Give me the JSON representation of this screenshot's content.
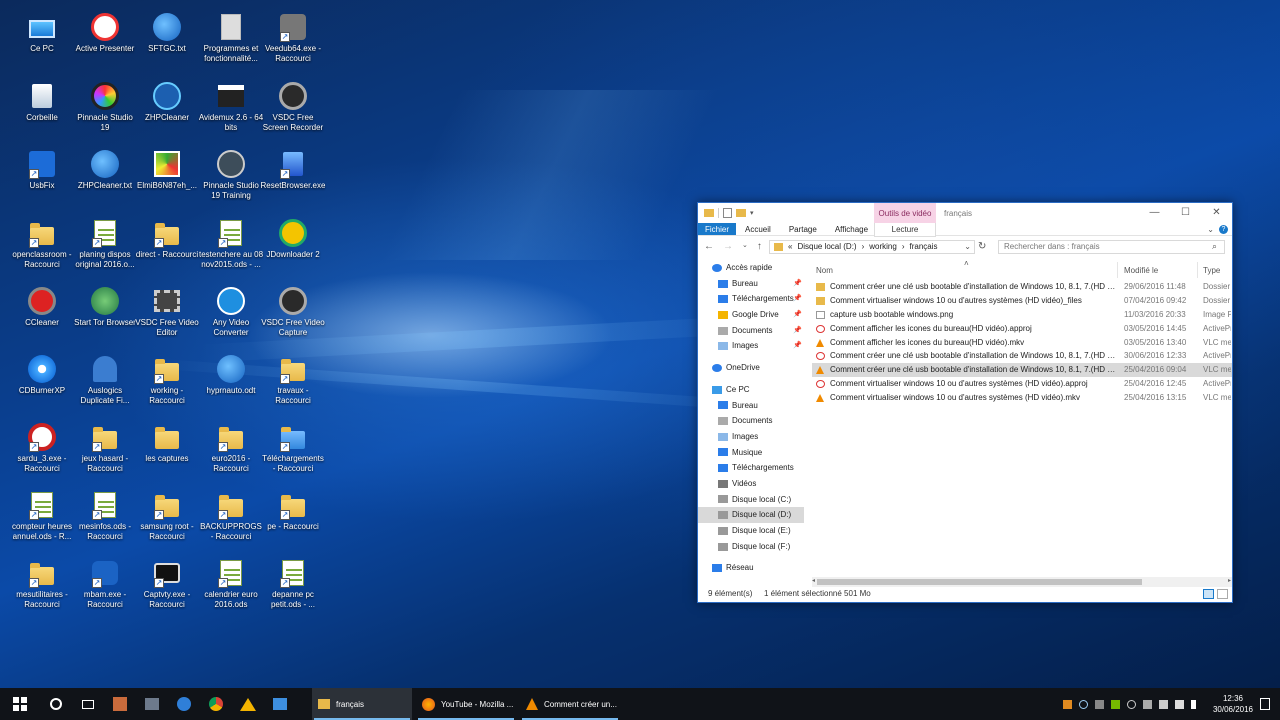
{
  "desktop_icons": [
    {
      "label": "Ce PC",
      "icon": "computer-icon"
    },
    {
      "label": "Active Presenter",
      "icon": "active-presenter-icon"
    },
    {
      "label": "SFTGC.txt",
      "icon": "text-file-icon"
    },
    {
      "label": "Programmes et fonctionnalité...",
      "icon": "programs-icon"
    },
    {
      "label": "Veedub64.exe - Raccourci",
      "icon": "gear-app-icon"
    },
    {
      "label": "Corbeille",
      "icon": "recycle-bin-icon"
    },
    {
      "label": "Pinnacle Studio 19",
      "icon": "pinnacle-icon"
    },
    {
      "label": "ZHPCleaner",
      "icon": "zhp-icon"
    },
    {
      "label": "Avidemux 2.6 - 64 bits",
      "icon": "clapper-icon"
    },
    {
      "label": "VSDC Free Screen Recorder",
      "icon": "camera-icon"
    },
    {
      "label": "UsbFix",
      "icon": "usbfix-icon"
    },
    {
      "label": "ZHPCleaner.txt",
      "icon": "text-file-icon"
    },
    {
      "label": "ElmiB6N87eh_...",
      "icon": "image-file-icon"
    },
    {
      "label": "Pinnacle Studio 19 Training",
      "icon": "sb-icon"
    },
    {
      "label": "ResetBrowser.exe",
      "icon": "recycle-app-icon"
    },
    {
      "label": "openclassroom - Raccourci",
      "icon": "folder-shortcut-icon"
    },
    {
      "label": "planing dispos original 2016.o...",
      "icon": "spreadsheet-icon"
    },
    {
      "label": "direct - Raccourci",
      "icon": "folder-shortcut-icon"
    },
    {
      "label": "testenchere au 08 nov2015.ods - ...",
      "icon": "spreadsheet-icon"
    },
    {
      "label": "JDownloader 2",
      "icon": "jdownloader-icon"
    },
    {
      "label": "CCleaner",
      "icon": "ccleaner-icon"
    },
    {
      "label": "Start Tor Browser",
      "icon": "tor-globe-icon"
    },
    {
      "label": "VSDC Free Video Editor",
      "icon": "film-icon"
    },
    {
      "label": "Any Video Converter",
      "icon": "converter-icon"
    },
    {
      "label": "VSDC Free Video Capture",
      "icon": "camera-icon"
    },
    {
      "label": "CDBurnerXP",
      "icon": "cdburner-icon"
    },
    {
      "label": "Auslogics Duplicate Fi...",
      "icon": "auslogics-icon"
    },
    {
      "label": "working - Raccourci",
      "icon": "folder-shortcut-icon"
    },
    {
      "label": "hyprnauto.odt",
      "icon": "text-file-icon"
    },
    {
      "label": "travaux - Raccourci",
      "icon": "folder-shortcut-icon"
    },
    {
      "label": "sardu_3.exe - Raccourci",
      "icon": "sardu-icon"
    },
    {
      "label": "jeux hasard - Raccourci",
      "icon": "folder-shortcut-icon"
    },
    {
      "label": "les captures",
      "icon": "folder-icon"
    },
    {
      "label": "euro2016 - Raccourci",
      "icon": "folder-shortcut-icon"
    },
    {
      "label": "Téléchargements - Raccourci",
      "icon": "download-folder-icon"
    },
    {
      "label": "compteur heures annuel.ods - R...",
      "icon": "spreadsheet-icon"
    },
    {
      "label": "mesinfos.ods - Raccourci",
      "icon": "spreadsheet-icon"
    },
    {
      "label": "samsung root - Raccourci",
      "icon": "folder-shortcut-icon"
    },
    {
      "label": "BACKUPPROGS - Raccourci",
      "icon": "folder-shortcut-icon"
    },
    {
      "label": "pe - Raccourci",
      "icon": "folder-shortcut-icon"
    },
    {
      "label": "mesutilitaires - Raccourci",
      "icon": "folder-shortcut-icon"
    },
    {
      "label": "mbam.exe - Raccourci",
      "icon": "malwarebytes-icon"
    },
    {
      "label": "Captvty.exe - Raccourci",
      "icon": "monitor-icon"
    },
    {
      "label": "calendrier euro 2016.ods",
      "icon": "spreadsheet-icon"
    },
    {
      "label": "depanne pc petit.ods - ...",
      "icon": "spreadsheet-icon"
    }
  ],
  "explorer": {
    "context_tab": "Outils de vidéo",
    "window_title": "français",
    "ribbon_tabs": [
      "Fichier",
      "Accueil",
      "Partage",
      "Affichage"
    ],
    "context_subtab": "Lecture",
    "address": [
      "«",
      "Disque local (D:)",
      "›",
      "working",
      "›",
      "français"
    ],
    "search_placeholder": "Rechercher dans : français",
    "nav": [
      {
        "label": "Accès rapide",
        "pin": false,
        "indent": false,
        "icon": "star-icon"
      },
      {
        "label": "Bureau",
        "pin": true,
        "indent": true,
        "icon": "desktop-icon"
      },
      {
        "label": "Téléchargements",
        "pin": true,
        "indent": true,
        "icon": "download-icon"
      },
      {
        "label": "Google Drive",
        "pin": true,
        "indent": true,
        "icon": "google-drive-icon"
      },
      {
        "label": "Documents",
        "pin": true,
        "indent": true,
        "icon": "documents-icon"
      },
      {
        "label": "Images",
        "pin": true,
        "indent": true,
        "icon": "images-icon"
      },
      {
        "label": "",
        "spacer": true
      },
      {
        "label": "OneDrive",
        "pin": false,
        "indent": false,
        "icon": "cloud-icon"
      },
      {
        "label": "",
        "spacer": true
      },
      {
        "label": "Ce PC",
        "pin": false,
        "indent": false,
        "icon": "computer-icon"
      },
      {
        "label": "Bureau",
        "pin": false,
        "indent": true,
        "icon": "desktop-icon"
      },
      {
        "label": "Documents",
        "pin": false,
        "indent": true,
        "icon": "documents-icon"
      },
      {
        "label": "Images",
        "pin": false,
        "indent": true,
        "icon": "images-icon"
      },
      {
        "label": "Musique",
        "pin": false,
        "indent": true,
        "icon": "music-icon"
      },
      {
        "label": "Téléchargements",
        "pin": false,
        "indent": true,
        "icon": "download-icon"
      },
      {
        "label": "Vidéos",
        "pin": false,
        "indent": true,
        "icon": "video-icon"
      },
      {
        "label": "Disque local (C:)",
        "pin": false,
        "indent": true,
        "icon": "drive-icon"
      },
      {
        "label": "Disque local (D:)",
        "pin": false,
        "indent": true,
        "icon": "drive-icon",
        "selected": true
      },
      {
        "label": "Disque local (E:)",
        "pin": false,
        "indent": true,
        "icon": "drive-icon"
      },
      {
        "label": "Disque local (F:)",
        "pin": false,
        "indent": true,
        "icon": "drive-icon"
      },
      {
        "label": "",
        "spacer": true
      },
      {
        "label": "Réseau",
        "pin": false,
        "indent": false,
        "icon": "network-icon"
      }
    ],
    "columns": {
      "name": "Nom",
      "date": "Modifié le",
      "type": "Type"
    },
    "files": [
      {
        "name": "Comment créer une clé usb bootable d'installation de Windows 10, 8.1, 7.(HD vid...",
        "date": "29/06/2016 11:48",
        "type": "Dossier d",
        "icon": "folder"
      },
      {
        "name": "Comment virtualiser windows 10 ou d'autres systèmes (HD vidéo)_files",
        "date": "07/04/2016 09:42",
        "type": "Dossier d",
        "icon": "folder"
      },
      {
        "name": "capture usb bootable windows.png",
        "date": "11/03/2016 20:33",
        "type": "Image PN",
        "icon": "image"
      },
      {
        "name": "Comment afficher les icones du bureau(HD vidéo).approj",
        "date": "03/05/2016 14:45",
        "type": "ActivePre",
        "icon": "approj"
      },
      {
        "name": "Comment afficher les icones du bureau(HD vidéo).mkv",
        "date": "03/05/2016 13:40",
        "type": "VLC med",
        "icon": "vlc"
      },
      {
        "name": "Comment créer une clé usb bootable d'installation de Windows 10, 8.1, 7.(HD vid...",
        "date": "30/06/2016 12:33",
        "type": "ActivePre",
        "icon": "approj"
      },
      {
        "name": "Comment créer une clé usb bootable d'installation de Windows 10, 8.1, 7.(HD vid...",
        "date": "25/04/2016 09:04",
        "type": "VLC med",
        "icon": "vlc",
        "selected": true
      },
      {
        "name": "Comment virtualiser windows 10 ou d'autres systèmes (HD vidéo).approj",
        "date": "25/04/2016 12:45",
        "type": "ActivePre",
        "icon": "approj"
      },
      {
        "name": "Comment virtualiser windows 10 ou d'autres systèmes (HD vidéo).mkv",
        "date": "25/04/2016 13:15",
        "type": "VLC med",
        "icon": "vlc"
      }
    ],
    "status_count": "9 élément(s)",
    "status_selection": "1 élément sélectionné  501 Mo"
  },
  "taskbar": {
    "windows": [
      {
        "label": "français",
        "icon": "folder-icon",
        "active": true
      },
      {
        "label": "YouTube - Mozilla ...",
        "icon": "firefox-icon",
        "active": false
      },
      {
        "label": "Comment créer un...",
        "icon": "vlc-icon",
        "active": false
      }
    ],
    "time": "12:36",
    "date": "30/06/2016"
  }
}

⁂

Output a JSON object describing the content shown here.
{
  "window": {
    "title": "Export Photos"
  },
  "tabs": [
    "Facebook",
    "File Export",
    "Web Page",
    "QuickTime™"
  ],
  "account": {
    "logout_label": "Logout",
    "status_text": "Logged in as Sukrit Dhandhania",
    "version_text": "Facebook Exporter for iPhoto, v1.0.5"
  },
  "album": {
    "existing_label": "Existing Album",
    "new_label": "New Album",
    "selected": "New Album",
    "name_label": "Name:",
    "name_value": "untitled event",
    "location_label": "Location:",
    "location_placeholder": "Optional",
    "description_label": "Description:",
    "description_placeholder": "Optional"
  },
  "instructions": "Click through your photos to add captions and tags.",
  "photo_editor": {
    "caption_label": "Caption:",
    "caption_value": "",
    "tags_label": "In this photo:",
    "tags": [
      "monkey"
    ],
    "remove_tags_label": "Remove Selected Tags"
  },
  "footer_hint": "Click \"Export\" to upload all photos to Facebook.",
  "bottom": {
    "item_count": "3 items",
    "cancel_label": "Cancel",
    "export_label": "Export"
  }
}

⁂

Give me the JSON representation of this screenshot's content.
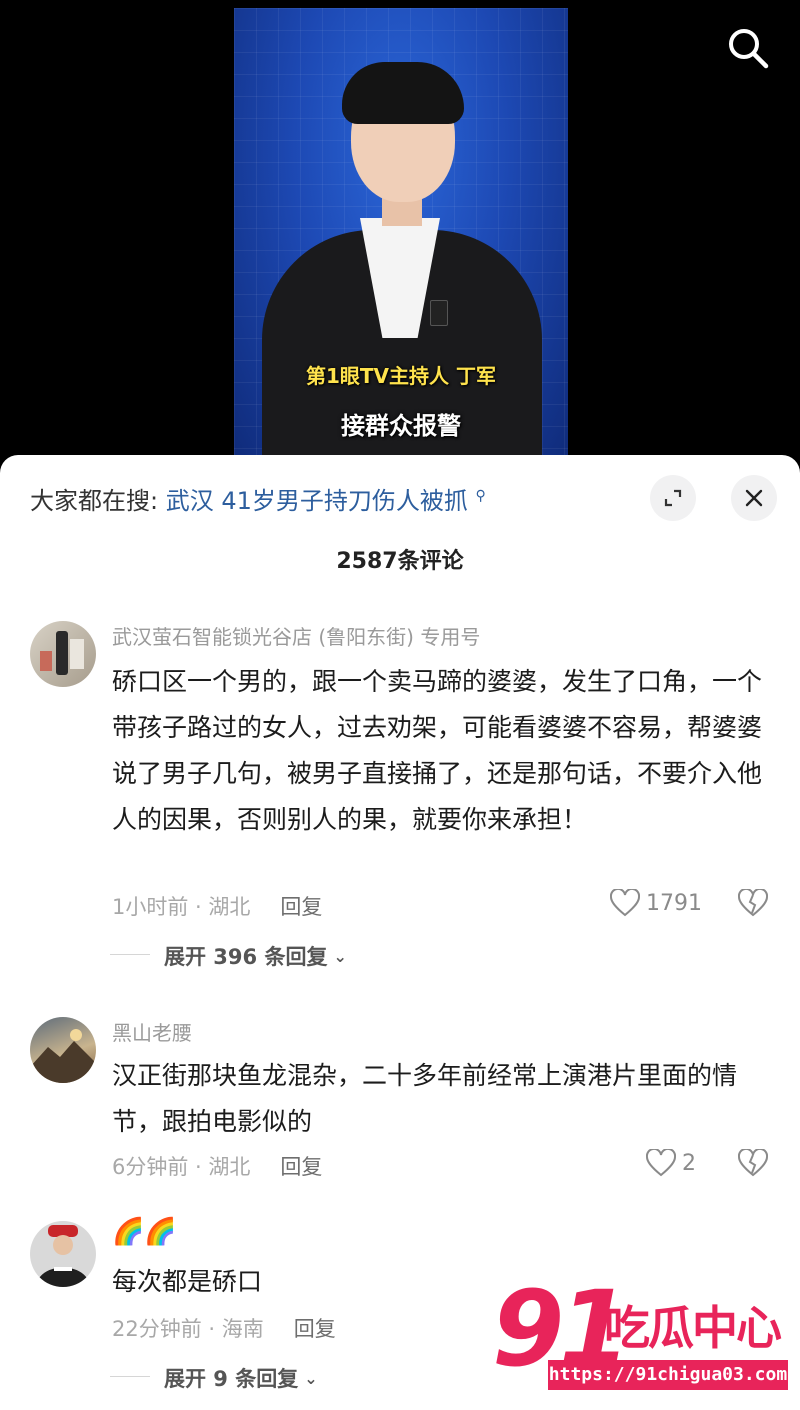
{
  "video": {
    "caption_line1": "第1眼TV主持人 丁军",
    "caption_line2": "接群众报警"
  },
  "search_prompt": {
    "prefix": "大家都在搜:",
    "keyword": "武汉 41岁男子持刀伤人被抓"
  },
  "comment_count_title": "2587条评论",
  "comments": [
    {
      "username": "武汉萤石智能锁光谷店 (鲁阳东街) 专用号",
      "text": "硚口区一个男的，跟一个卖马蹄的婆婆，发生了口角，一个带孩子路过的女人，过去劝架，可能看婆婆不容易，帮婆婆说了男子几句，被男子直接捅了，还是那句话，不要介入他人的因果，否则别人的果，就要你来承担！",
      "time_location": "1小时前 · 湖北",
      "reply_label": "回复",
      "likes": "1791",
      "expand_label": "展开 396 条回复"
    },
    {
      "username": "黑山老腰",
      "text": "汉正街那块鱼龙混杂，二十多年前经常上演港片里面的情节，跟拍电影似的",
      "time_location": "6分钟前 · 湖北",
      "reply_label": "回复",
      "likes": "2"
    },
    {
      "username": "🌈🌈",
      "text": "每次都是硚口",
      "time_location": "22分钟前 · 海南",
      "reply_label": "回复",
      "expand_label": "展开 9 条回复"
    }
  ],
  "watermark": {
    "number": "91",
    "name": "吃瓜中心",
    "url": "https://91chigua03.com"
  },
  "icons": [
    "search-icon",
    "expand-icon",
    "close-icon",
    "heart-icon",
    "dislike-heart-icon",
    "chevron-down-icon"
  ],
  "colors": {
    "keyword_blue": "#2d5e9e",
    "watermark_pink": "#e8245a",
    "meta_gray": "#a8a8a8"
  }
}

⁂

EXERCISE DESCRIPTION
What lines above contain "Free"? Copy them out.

FINISHED TASK
      "label": "VSDC Free Screen Recorder",
      "label": "VSDC Free Video Editor",
      "label": "VSDC Free Video Capture",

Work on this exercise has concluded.